First Eye Examination of Child 

Infants must have an eye examination during their first 12 months of life. Choose a time when he or she is usually alert and happy.

Preparing Child for the First Checkup
It is advisable to demonstrate & explain to the child what will happen during a vision check-up. This will help to reduce any anxiety your small child might be experiencing. It also helps to learn about your child's specific fears and concerns so that you can take corrective measures ahead of time.

  • Act out some of the procedure to guess the worries that your child might not be able to articulate.

  • Reassure your child that you will be there with him or her during the entire procedure.

  • Make your child realize that the check-up is not a punishment but rather a way to guarantee the healthiest vision possible.

  • Respect the wishes of an older child who might not want you to be present during the procedure. Privacy is important to adolescents and should be protected.

  • Inform your eye doctor if you have a family history of eye problems requiring vision correction, such as nearsightedness or farsightedness (refractive errors), lazy eye (squint/weak eye) or eye diseases.

Psychological Problems with Undiagnosed Vision Problems
Children who have undiagnosed vision problems can suffer from low self-esteem. They can become frustrated more easily, have trouble concentrating on reading, feel stupid, experience frequent headaches, or rub their eyes until they smart. Once their vision is corrected, children with eyeglasses hold their heads high and exude confidence---if their parents are positive and supportive.

Making Child comfortable with Spectacles

  • The child needs to have a nice feeling after wearing specs. Thin, lightweight plastic and photochromic lenses, and so many neat frames, can make your child feel enthusiastic about wearing glasses to emulate older kids or express an individual sense of style.

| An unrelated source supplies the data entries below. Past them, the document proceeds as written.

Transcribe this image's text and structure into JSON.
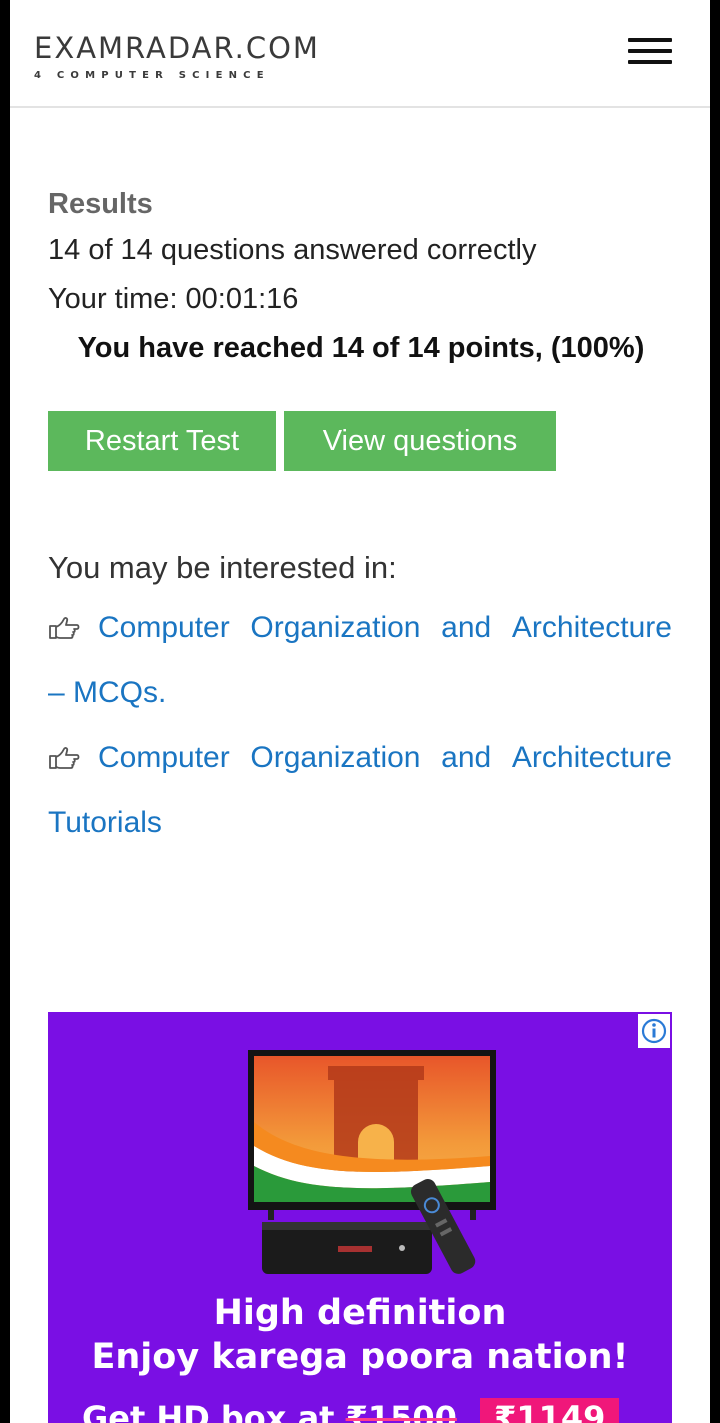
{
  "header": {
    "logo_main": "EXAMRADAR.COM",
    "logo_sub": "4 COMPUTER SCIENCE",
    "menu_icon": "hamburger-menu-icon"
  },
  "results": {
    "heading": "Results",
    "answered": "14 of 14 questions answered correctly",
    "time": "Your time: 00:01:16",
    "points": "You have reached 14 of 14 points, (100%)"
  },
  "buttons": {
    "restart": "Restart Test",
    "view": "View questions",
    "color": "#5cb85c"
  },
  "related": {
    "heading": "You may be interested in:",
    "icon": "hand-point-right-icon",
    "link_color": "#1a75c2",
    "items": [
      {
        "words": [
          "Computer",
          "Organization",
          "and",
          "Architecture"
        ],
        "tail": "– MCQs."
      },
      {
        "words": [
          "Computer",
          "Organization",
          "and",
          "Architecture"
        ],
        "tail": "Tutorials"
      }
    ]
  },
  "ad": {
    "background": "#7a0fe4",
    "info_icon": "info-icon",
    "line1": "High definition",
    "line2": "Enjoy karega poora nation!",
    "line3_prefix": "Get HD box at",
    "old_price": "₹1500",
    "new_price": "₹1149"
  }
}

  • Photochromic lenses, which change from light to dark when ultraviolet light is present, provide 100% protection from harmful UV rays and glare. This makes child enthusiastic to wear glasses. Children like to wear glasses that darken in the sun.

  • Make certain that your child feels a part of the frame selection process. Nothing is more important in terms of getting children to wear their glasses and take better care of them as well.

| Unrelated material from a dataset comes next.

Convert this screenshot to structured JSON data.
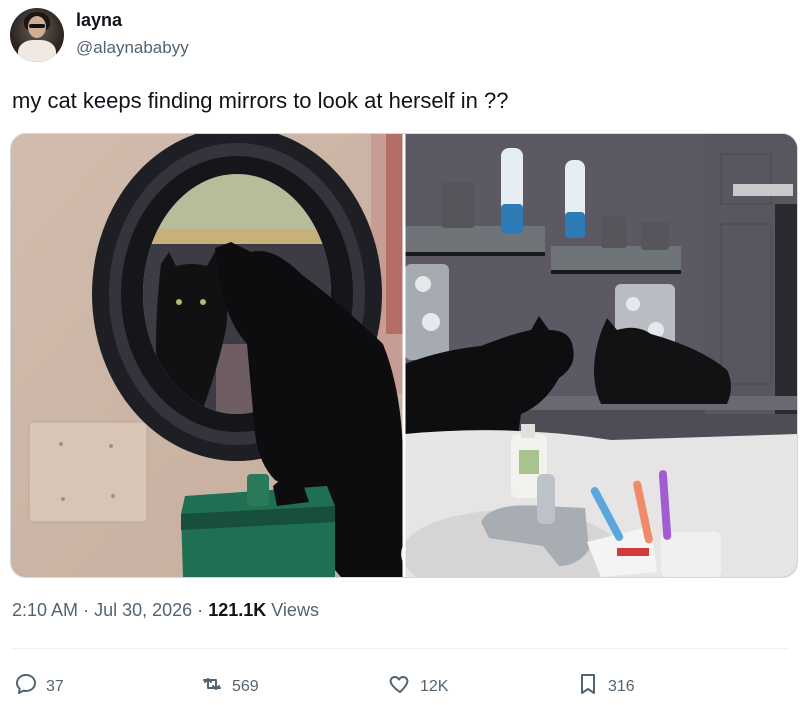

Protecting Children’s eyes from sun
About 80 percent of a person's lifetime sun exposure occurs before the age of 18. Photochromic lenses, which change from light to dark when ultraviolet light is present, have an eye health advantage by providing 100% protection from harmful UV rays and glare. And they do it automatically, which eliminates the need for kids to keep track of two pairs of glasses — regular glasses and sunglasses.

Common Eye Problems in Children
Eye tests and general examinations often are conducted to detect the possible presence of these types of eye problems commonly found in young children:

Decreased vision your Child’s eye may have some vision problem. The child should be examined to provide the best possible vision with glasses.

Lazy eye (amblyopia)
Your child's eyes should be examined for early detection of vision problems such as lazy eye or amblyopia, in which one eye is weaker than the other. With amblyopia, eye patching often is used to help strengthen the weaker eye.

Unfortunately, amblyopia is not always correctable with eyeglasses or contact lenses and may require eye patching to strengthen the weaker eye Misalignment of eyes (strabismus) - Crossed or misaligned eyes can have different causes:

  • Problems with muscle control in the affected eye or eyes. If strabismus persists in young children, a condition known as lazy eye or amblyopia can develop along with related vision problems

  • Inability to maintain alignment of both eyes for correct focus as distant objects move nearer (convergence insufficiency)

Focusing (accommodation), color vision, and/or depth perception problems
The eye doctor may also test your child's focusing ability. The child's depth perception or ability to gauge distances between objects may also be examined. Color vision may be tested through methods such as placing a dot pattern of symbols within a pattern of dots made up of other colors. General eye and eyelid health

To assess a child's general eye health, the eye doctor will examine his or her eyelids and lid margins, looking for shape irregularity and discharge on the lashes or lid margins. The eye doctor may turn the lower lids inside out (evert) to look for abnormal or infected eyelash follicles, bumps (papillae), discharge, and swelling . Your eye doctor may examine the cornea, iris & lens to look for cloudiness (opacities) or other irregularities.

Signs of Vision Problems in a child

  • Frequent squinting

  • Cloudy cornea

  • Unequal pupil size

  • Extreme sensitivity to light

  • Eyes that don't move together

  • Crossed eyes

  • Eyes that jiggle

  • Difficulty seeing far objects

  • Drooping eyelids

  • Eyes that itch or burn

  • Dizziness

  • Frequent headaches

  • Looking off to the side

  • The need to hold small objects very close

  • Consistently sitting too close to the TV or holding a book too close

  • Losing his or her place while reading

  • Using a finger to follow along while reading

  • Squinting

  • Tilting the head to see better

  • Frequent eye rubbing

  • Sensitivity to light

  • Excessive tearing

  • Closing one eye to read, watch TV or see better

  • Avoiding activities that require near vision, such as reading or homework, or distance vision, such as participating in sports or other recreational activities

  • Complaining of headaches or tired eyes

  • Receiving lower grades than usual